Addressing a news conference in Accra, President of GUTA, Dr. Joseph Obeng, said the Act which was passed in 1994, was to strategically position Ghanaian businesses to create employment and prevent dumping. He said Ghana has signed onto different trade protocols such as ECOWAS and AfCFTA, and all these will be a mirage, if governments on the continent do not align to promote industrialization on the African continent. Dr. Obeng emphasized that GUTA will not relent in its efforts to ensure that only qualified foreigners engage in legitimate businesses in the country. He said “Ghana has her investment laws that drive investments to her preferred destination such as high technological know-how and capital-intensive areas, manufacturing sector and agriculture mechanization.
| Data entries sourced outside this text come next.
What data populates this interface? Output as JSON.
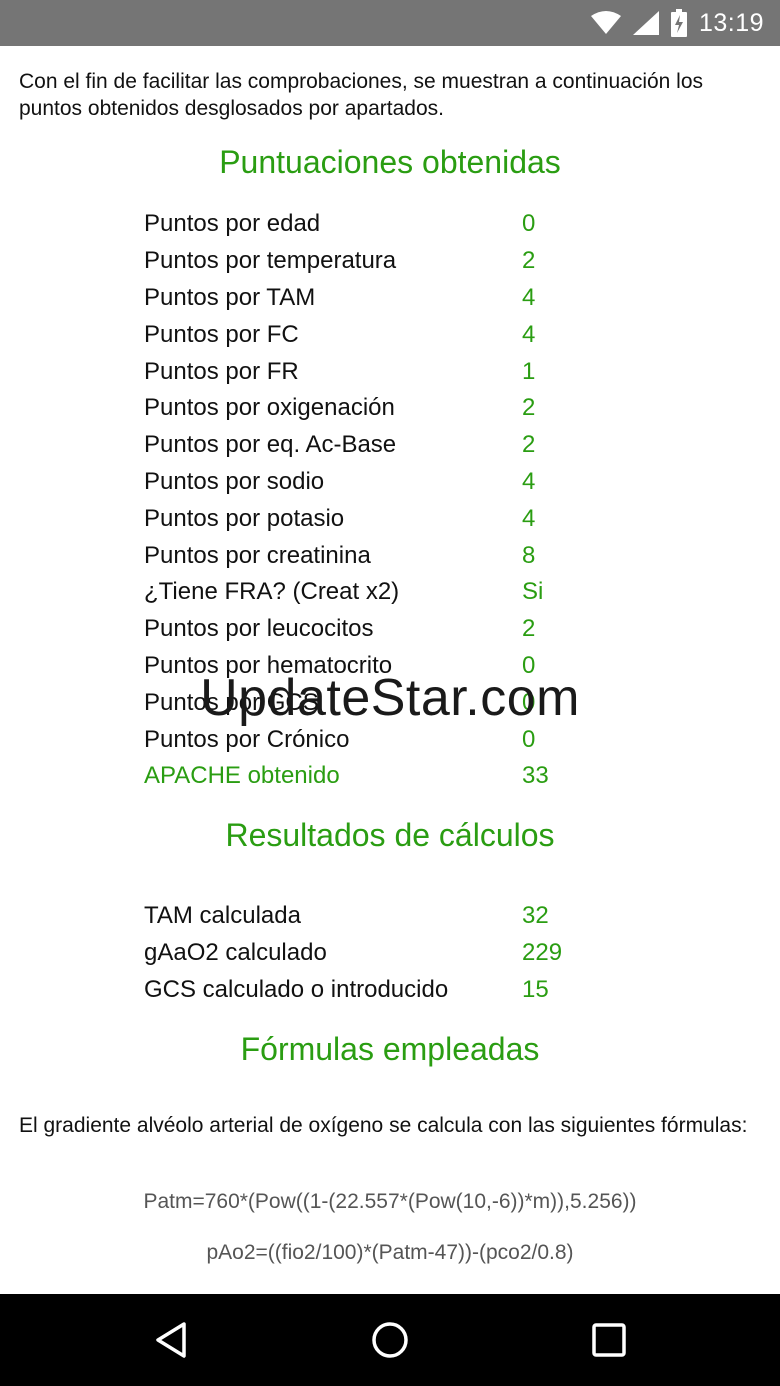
{
  "status_bar": {
    "time": "13:19",
    "icons": [
      "wifi-icon",
      "signal-icon",
      "battery-charging-icon"
    ]
  },
  "intro_text": "Con el fin de facilitar las comprobaciones, se muestran a continuación los puntos obtenidos desglosados por apartados.",
  "scores": {
    "title": "Puntuaciones obtenidas",
    "rows": [
      {
        "label": "Puntos por edad",
        "value": "0"
      },
      {
        "label": "Puntos por temperatura",
        "value": "2"
      },
      {
        "label": "Puntos por TAM",
        "value": "4"
      },
      {
        "label": "Puntos por FC",
        "value": "4"
      },
      {
        "label": "Puntos por FR",
        "value": "1"
      },
      {
        "label": "Puntos por oxigenación",
        "value": "2"
      },
      {
        "label": "Puntos por eq. Ac-Base",
        "value": "2"
      },
      {
        "label": "Puntos por sodio",
        "value": "4"
      },
      {
        "label": "Puntos por potasio",
        "value": "4"
      },
      {
        "label": "Puntos por creatinina",
        "value": "8"
      },
      {
        "label": "¿Tiene FRA? (Creat x2)",
        "value": "Si"
      },
      {
        "label": "Puntos por leucocitos",
        "value": "2"
      },
      {
        "label": "Puntos por hematocrito",
        "value": "0"
      },
      {
        "label": "Puntos por GCS",
        "value": "0"
      },
      {
        "label": "Puntos por Crónico",
        "value": "0"
      }
    ],
    "total": {
      "label": "APACHE obtenido",
      "value": "33"
    }
  },
  "results": {
    "title": "Resultados de cálculos",
    "rows": [
      {
        "label": "TAM calculada",
        "value": "32"
      },
      {
        "label": "gAaO2 calculado",
        "value": "229"
      },
      {
        "label": "GCS calculado o introducido",
        "value": "15"
      }
    ]
  },
  "formulas": {
    "title": "Fórmulas empleadas",
    "intro": "El gradiente alvéolo arterial de oxígeno se calcula con las siguientes fórmulas:",
    "lines": [
      "Patm=760*(Pow((1-(22.557*(Pow(10,-6))*m)),5.256))",
      "pAo2=((fio2/100)*(Patm-47))-(pco2/0.8)"
    ]
  },
  "watermark": "UpdateStar.com",
  "colors": {
    "accent_green": "#2a9d12",
    "status_bar": "#757575",
    "nav_bar": "#000000"
  },
  "nav_bar": {
    "icons": [
      "back-icon",
      "home-icon",
      "recents-icon"
    ]
  }
}
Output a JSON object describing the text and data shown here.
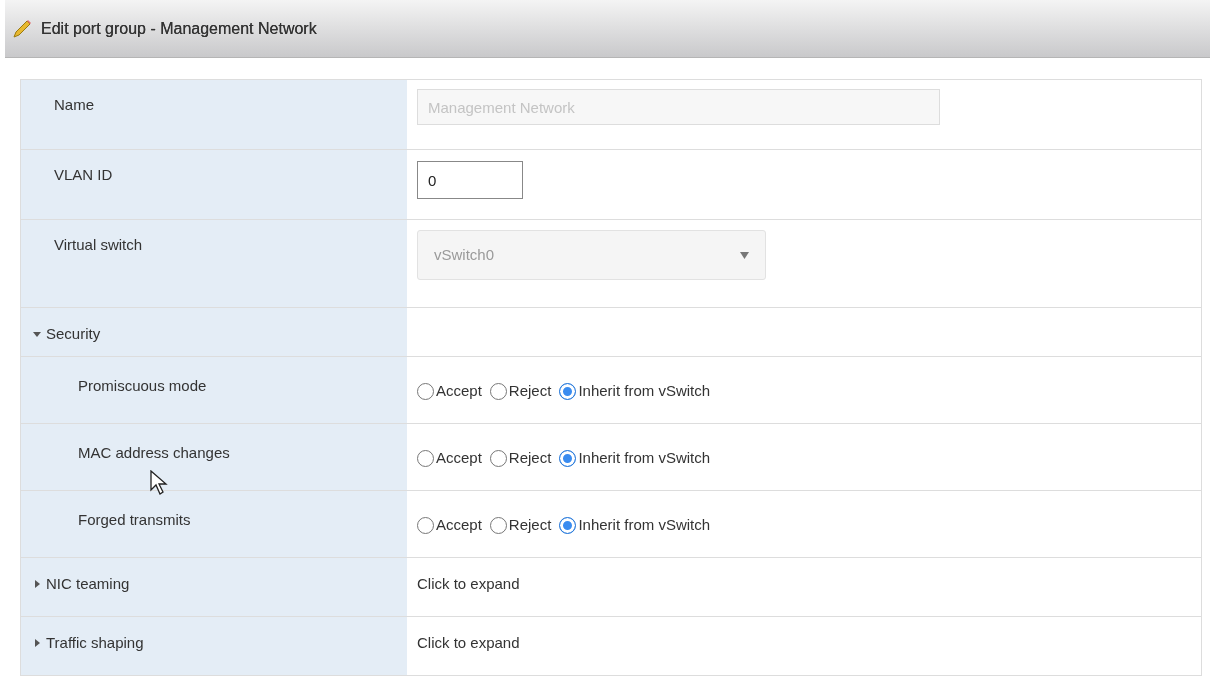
{
  "window": {
    "title": "Edit port group - Management Network"
  },
  "rows": [
    {
      "kind": "text",
      "label": "Name",
      "value": "Management Network",
      "disabled": true
    },
    {
      "kind": "number",
      "label": "VLAN ID",
      "value": "0",
      "disabled": false
    },
    {
      "kind": "select",
      "label": "Virtual switch",
      "value": "vSwitch0",
      "disabled": true
    },
    {
      "kind": "section",
      "label": "Security",
      "expanded": true,
      "children": [
        {
          "label": "Promiscuous mode",
          "options": [
            {
              "label": "Accept",
              "selected": false
            },
            {
              "label": "Reject",
              "selected": false
            },
            {
              "label": "Inherit from vSwitch",
              "selected": true
            }
          ]
        },
        {
          "label": "MAC address changes",
          "options": [
            {
              "label": "Accept",
              "selected": false
            },
            {
              "label": "Reject",
              "selected": false
            },
            {
              "label": "Inherit from vSwitch",
              "selected": true
            }
          ]
        },
        {
          "label": "Forged transmits",
          "options": [
            {
              "label": "Accept",
              "selected": false
            },
            {
              "label": "Reject",
              "selected": false
            },
            {
              "label": "Inherit from vSwitch",
              "selected": true
            }
          ]
        }
      ]
    },
    {
      "kind": "section",
      "label": "NIC teaming",
      "expanded": false,
      "value": "Click to expand"
    },
    {
      "kind": "section",
      "label": "Traffic shaping",
      "expanded": false,
      "value": "Click to expand"
    }
  ]
}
The retail trade sector is consciously and strategically reserved for the citizens of Ghana, to prevent unemployment, especially, for those who cannot be employed in the main streams, public and civil services and other white color jobs.”
He said the trading community will therefore not allow any person, or institution that may have a perceived agenda to amend the GIPC Act, (Act 865) to please other countries to the disadvantage of the Ghanaian trader. Dr. Obeng stressed that it will be imperative that the cardinal principles of the various treaties signed, such as the Rules of origin, are upheld to the letter. He said the issue of excessive importation can only be dealt with, if these issues are given critical attention. He said the Association will not agree to any intervention that seeks to open the country’s market up to illegitimate foreign retailers. He said, “members of the trading community have never and will never prevent any African in our midst from trading freely in goods and services that are produced in member states, but will fiercely resist any abuse of the rules of origin by any member state.”
In a related development, GUTA has appealed to the Ghana Revenue Authority, (GRA) to provide some respite to traders as the COVID-19 pandemic has had rippling effect on their operations. According to Dr. Obeng, the beginning of 2021 saw global upsurge of the pandemic, leading to increase in commodity prices around the world. He said there has been “prolonged production and delivery periods, as wellas prolonged shipment, high increase in freight charges that multipliedto about 500%, coupled with some local fees and charges and increase in VAT rate among others.” A situation he noted is breaking businesses apart. Hence, consultation with key stakeholders is key in the interest of national development, especially in the course of increasing charges.